Content starts

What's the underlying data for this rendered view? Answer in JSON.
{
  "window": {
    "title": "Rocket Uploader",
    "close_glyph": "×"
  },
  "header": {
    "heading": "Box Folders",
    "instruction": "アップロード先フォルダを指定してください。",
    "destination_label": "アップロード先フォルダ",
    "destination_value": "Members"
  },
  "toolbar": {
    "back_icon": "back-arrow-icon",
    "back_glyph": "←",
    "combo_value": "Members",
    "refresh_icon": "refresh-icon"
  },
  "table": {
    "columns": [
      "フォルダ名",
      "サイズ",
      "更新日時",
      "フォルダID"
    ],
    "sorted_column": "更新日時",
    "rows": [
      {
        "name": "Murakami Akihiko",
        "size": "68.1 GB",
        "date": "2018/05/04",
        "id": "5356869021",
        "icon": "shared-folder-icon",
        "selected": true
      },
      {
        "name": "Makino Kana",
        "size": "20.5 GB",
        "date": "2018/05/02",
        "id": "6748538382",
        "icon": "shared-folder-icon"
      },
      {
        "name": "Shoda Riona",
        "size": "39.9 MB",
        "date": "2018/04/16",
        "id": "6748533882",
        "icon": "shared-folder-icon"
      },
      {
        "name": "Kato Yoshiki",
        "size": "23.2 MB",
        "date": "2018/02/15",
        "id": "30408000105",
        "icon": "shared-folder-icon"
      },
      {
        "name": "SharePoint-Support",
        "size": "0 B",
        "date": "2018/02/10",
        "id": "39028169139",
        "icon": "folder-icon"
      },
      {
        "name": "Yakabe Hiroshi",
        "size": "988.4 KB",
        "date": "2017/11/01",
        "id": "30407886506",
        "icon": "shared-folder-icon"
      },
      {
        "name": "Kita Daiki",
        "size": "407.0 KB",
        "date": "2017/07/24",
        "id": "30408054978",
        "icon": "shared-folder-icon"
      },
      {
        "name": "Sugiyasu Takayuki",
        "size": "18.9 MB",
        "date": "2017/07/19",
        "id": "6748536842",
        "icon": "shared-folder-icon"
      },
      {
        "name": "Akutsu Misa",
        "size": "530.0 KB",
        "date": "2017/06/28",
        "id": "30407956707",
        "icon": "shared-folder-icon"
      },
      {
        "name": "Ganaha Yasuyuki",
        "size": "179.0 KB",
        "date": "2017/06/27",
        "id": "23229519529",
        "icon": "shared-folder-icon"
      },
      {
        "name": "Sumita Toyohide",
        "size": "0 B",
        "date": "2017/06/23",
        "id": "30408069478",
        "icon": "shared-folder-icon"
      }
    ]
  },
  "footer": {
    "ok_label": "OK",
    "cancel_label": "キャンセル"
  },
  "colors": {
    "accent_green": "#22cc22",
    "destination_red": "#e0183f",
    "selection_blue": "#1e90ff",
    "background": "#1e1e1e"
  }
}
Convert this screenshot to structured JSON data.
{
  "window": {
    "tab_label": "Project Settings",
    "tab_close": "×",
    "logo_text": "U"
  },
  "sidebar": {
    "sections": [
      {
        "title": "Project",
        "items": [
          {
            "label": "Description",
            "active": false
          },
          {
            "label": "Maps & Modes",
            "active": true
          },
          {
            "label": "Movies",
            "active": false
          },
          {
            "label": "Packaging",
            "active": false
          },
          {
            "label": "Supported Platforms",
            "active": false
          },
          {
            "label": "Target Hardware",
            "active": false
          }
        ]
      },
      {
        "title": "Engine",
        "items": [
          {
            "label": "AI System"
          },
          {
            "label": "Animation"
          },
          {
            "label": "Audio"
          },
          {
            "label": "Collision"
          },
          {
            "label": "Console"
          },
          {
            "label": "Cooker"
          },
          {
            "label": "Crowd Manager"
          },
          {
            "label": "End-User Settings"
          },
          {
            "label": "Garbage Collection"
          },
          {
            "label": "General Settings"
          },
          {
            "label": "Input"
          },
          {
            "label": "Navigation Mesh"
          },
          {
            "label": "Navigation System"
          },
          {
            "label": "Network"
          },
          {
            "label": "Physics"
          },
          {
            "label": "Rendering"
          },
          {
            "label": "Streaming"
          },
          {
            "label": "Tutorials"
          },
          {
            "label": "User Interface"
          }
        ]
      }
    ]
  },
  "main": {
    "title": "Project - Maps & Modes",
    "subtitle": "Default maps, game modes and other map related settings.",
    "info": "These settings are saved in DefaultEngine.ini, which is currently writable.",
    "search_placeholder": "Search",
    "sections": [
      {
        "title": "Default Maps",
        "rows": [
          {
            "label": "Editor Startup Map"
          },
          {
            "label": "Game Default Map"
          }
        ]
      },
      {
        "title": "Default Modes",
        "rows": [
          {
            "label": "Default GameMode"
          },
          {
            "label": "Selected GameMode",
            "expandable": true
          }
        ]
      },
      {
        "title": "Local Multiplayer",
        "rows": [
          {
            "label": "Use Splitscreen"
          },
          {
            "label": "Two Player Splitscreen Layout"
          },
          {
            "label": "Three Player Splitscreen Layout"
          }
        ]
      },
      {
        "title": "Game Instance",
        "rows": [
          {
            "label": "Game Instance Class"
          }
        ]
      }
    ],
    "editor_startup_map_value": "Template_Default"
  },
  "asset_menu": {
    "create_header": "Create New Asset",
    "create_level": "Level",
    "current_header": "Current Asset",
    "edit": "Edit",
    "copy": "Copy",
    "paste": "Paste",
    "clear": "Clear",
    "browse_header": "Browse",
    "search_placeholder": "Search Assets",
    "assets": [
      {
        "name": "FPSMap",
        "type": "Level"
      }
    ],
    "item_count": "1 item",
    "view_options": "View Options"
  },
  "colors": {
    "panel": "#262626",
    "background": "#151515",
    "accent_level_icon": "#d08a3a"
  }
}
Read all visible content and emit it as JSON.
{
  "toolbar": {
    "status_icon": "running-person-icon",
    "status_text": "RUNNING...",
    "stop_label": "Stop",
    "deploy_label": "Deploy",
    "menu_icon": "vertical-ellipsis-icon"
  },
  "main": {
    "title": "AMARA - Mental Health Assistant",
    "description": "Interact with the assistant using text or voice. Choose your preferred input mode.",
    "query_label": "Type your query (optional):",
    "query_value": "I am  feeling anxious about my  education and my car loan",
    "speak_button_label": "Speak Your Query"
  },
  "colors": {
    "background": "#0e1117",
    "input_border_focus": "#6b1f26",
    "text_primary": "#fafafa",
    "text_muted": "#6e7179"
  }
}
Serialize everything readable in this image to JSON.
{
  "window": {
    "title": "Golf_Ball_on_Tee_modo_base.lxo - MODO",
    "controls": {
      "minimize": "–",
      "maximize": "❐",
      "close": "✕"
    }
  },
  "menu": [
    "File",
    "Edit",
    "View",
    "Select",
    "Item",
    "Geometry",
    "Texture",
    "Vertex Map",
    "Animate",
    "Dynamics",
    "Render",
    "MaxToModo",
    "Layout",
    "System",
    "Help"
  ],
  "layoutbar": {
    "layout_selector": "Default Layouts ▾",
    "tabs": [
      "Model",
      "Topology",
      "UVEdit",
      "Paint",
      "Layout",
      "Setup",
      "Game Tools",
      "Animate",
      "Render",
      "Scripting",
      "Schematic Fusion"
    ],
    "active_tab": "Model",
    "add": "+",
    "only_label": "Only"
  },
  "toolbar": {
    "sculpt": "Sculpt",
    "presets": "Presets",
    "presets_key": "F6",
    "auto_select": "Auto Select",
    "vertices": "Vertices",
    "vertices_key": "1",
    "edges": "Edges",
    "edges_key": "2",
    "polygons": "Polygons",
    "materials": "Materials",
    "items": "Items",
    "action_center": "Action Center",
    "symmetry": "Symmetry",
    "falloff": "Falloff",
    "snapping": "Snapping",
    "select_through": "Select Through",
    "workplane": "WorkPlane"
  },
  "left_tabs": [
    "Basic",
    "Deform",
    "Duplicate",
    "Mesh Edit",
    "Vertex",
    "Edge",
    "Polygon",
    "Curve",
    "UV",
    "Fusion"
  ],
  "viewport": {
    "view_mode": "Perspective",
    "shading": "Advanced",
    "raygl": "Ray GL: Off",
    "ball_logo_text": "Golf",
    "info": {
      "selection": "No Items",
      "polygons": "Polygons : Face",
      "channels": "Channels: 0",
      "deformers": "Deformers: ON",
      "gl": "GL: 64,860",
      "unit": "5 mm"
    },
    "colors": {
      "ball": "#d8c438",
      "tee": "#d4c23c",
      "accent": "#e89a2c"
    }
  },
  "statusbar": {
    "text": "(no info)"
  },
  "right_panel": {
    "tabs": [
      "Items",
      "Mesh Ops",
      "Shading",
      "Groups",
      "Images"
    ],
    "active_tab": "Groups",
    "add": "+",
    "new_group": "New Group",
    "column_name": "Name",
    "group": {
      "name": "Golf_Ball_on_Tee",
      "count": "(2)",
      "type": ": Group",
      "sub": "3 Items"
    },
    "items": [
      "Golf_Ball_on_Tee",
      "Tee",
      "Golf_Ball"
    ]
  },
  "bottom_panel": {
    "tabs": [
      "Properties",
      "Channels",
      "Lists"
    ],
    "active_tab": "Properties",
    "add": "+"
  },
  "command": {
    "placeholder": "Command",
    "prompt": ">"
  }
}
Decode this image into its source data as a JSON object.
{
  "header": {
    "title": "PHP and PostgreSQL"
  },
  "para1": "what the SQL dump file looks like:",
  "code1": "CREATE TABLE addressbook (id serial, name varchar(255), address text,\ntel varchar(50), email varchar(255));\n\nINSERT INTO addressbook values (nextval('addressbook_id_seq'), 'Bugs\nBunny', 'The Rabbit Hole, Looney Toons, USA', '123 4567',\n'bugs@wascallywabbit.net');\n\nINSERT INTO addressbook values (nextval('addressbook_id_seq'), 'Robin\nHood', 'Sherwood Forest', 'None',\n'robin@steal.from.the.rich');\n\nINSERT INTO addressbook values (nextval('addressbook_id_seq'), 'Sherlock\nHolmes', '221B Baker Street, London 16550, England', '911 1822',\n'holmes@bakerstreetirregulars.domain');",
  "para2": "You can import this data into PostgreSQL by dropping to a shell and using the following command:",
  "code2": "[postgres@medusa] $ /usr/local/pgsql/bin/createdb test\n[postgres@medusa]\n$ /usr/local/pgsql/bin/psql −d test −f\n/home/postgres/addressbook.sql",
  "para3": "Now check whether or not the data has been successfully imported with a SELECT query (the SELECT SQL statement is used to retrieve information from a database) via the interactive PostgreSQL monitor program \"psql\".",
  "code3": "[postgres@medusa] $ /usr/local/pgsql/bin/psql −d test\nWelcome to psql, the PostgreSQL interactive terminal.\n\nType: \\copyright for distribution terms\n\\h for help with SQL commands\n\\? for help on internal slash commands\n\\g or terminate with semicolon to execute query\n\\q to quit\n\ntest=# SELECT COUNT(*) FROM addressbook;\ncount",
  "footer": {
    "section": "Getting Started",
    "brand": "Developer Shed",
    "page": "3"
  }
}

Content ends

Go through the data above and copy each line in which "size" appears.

        "size": "68.1 GB",
        "size": "20.5 GB",
        "size": "39.9 MB",
        "size": "23.2 MB",
        "size": "0 B",
        "size": "988.4 KB",
        "size": "407.0 KB",
        "size": "18.9 MB",
        "size": "530.0 KB",
        "size": "179.0 KB",
        "size": "0 B",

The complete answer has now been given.